On Thursday, Jan. 25, YpsiWrites and Eastern Michigan University’s University Writing Center are launching the first campus-based Writer’s Room in order to bring together all writers at EMU.
The Writer's Room at EMU will serve as a space for writers in the Ypsilanti community to gather and participate in writing workshops or simply work on their own creative writing. The idea for a Writer’s Room originated from YpsiWrites, which is a non-profit, writing-focused organization that serves the Ypsilanti area.
“We had heard from students that they were looking for a space where they could do more creative writing, and we have a couple of GAs (graduate assistants) who took this on and brought it to campus,” Kristine (Kristi) Gatchel, coordinator for the Halle Library location of the University Writing Center and Programs and Partnership Director for YpsiWrites, said.
Aside from YpsiWrites, EMU’s University Writing Center serves as a resource for students to turn to for help with their writing. However, Patrick Flores-Scott, a GA at the writing center and EMU’s campus Writer’s Room co-coordinator, emphasizes that the Writer’s Room is a place to write and be a writer, rather than strictly for writing help like in the Writing Center.
“When you’re writing for class, you don’t necessarily think of yourself as a writer,” Flores-Scott said. “There is something in our development as a writer when we make that shift in thinking of ourselves as writers.”
“We want it [the Writer's Room] to be a place where they can get support from their peers and get support from like-minded individuals,” Sienna Higgins, a GA with the University Writing Center and co-coordinator for the campus Writer’s Room, said. “A dedicated space away from the hustle and bustle.”
The campus Writer’s Room offers a flexible space. The whole time can be spent writing, discussing ideas with fellow peers, or however else they wish to utilize the meeting time. Whereas the Writer’s Room is flexible, the Writing Center is more structured and offers students the chance to book a meeting with consultants and work with them one-on-one on their writing assignments; it is more for academic resources.

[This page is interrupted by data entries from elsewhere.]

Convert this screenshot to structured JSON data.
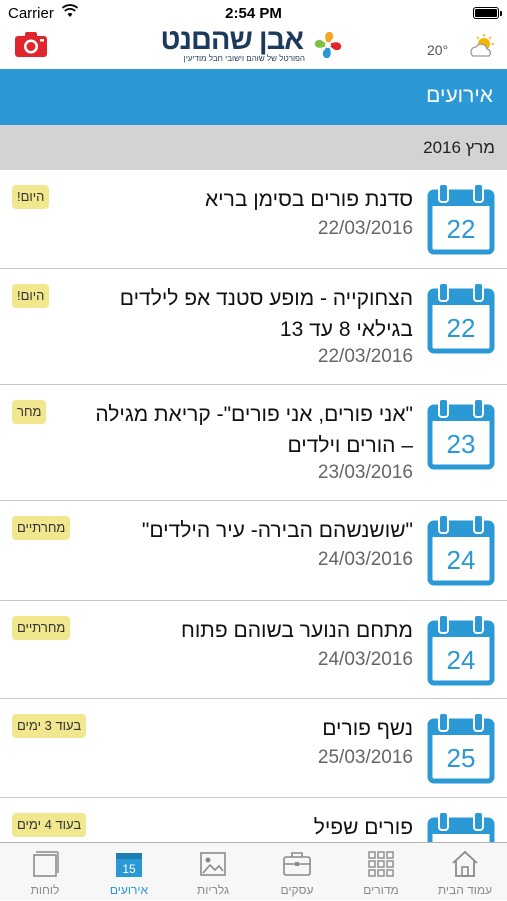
{
  "status": {
    "carrier": "Carrier",
    "time": "2:54 PM"
  },
  "header": {
    "logo_text": "אבן שהםנט",
    "logo_tagline": "הפורטל של שוהם וישובי חבל מודיעין",
    "weather_temp": "20°",
    "camera_icon": "camera-icon",
    "weather_icon": "partly-cloudy-sun-icon"
  },
  "page": {
    "title": "אירועים",
    "month_header": "מרץ 2016"
  },
  "events": [
    {
      "day": "22",
      "title": "סדנת פורים בסימן בריא",
      "date": "22/03/2016",
      "badge": "היום!"
    },
    {
      "day": "22",
      "title": "הצחוקייה - מופע סטנד אפ לילדים בגילאי 8 עד 13",
      "date": "22/03/2016",
      "badge": "היום!"
    },
    {
      "day": "23",
      "title": "\"אני פורים, אני פורים\"- קריאת מגילה – הורים וילדים",
      "date": "23/03/2016",
      "badge": "מחר"
    },
    {
      "day": "24",
      "title": "\"שושנשהם הבירה- עיר הילדים\"",
      "date": "24/03/2016",
      "badge": "מחרתיים"
    },
    {
      "day": "24",
      "title": "מתחם הנוער בשוהם פתוח",
      "date": "24/03/2016",
      "badge": "מחרתיים"
    },
    {
      "day": "25",
      "title": "נשף פורים",
      "date": "25/03/2016",
      "badge": "בעוד 3 ימים"
    },
    {
      "day": "",
      "title": "פורים שפיל",
      "date": "",
      "badge": "בעוד 4 ימים"
    }
  ],
  "tabs": [
    {
      "label": "עמוד הבית",
      "icon": "home-icon"
    },
    {
      "label": "מדורים",
      "icon": "grid-icon"
    },
    {
      "label": "עסקים",
      "icon": "briefcase-icon"
    },
    {
      "label": "גלריות",
      "icon": "gallery-icon"
    },
    {
      "label": "אירועים",
      "icon": "calendar-icon",
      "icon_text": "15"
    },
    {
      "label": "לוחות",
      "icon": "boards-icon"
    }
  ],
  "colors": {
    "accent": "#2a99d5",
    "badge": "#f1e78f",
    "camera": "#e0262c",
    "brand": "#1d3a5c"
  }
}
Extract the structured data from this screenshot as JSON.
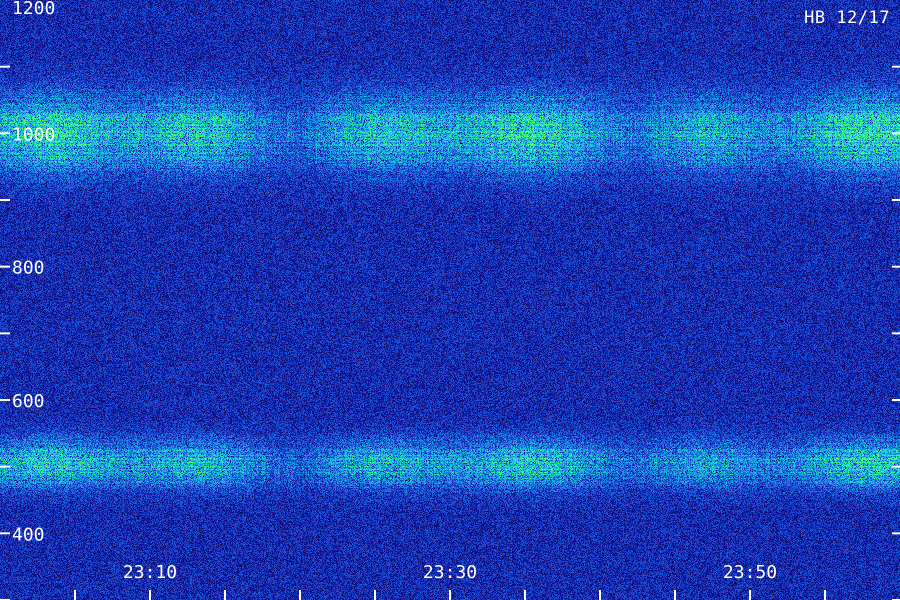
{
  "station_label": "HB 12/17",
  "chart_data": {
    "type": "heatmap",
    "title": "",
    "xlabel": "",
    "ylabel": "",
    "x_tick_labels": [
      "23:10",
      "23:30",
      "23:50"
    ],
    "x_tick_values_min": [
      10,
      30,
      50
    ],
    "x_minor_tick_values_min": [
      5,
      10,
      15,
      20,
      25,
      30,
      35,
      40,
      45,
      50,
      55
    ],
    "xlim_min": [
      0,
      60
    ],
    "y_tick_labels": [
      "400",
      "600",
      "800",
      "1000",
      "1200"
    ],
    "y_tick_values": [
      400,
      600,
      800,
      1000,
      1200
    ],
    "y_minor_tick_values": [
      300,
      400,
      500,
      600,
      700,
      800,
      900,
      1000,
      1100
    ],
    "ylim": [
      300,
      1200
    ],
    "bands": [
      {
        "low": 455,
        "high": 545,
        "center": 505,
        "intensity": 0.85
      },
      {
        "low": 935,
        "high": 1080,
        "center": 1000,
        "intensity": 0.9
      }
    ],
    "colormap": [
      "#060622",
      "#12129a",
      "#1c4fd6",
      "#19a7e6",
      "#22e3b9",
      "#5cff6a"
    ]
  }
}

“We won’t be giving as much structured feedback, we are going to encourage the students to provide feedback to each other as a peer and as a community versus a tutoring session,” Higgins said.
With the emphasis on being student-run and set by their own expectations, students can participate in the Writing Room by simply showing up and engaging in the writing process.
“I really hope people understand how low stakes it is. No pressure to interact with others or share writing out loud,” Higgins said. “If they just want to be there quietly, they can show up in the space as their most authentic self and write in the way that is best for them.”